>>>

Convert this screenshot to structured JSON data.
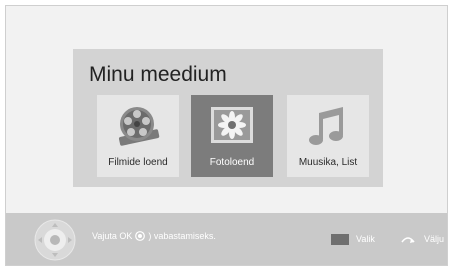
{
  "menu": {
    "title": "Minu meedium",
    "items": [
      {
        "label": "Filmide loend",
        "icon": "film-reel-icon",
        "selected": false
      },
      {
        "label": "Fotoloend",
        "icon": "photo-icon",
        "selected": true
      },
      {
        "label": "Muusika, List",
        "icon": "music-note-icon",
        "selected": false
      }
    ]
  },
  "bottom_bar": {
    "hint_prefix": "Vajuta OK",
    "hint_suffix": ") vabastamiseks.",
    "select_label": "Valik",
    "exit_label": "Välju"
  },
  "colors": {
    "screen_background": "#f2f2f2",
    "panel_background": "#d3d3d3",
    "tile_background": "#e6e6e6",
    "selected_tile": "#7c7c7c",
    "bottom_bar": "#c9c9c9"
  }
}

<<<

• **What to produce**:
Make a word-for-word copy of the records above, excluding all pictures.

• **Answer space**:
Convert this screenshot to structured JSON data.
{
  "menu": {
    "title": "Minu meedium",
    "items": [
      {
        "label": "Filmide loend",
        "icon": "film-reel-icon",
        "selected": false
      },
      {
        "label": "Fotoloend",
        "icon": "photo-icon",
        "selected": true
      },
      {
        "label": "Muusika, List",
        "icon": "music-note-icon",
        "selected": false
      }
    ]
  },
  "bottom_bar": {
    "hint_prefix": "Vajuta OK",
    "hint_suffix": ") vabastamiseks.",
    "select_label": "Valik",
    "exit_label": "Välju"
  },
  "colors": {
    "screen_background": "#f2f2f2",
    "panel_background": "#d3d3d3",
    "tile_background": "#e6e6e6",
    "selected_tile": "#7c7c7c",
    "bottom_bar": "#c9c9c9"
  }
}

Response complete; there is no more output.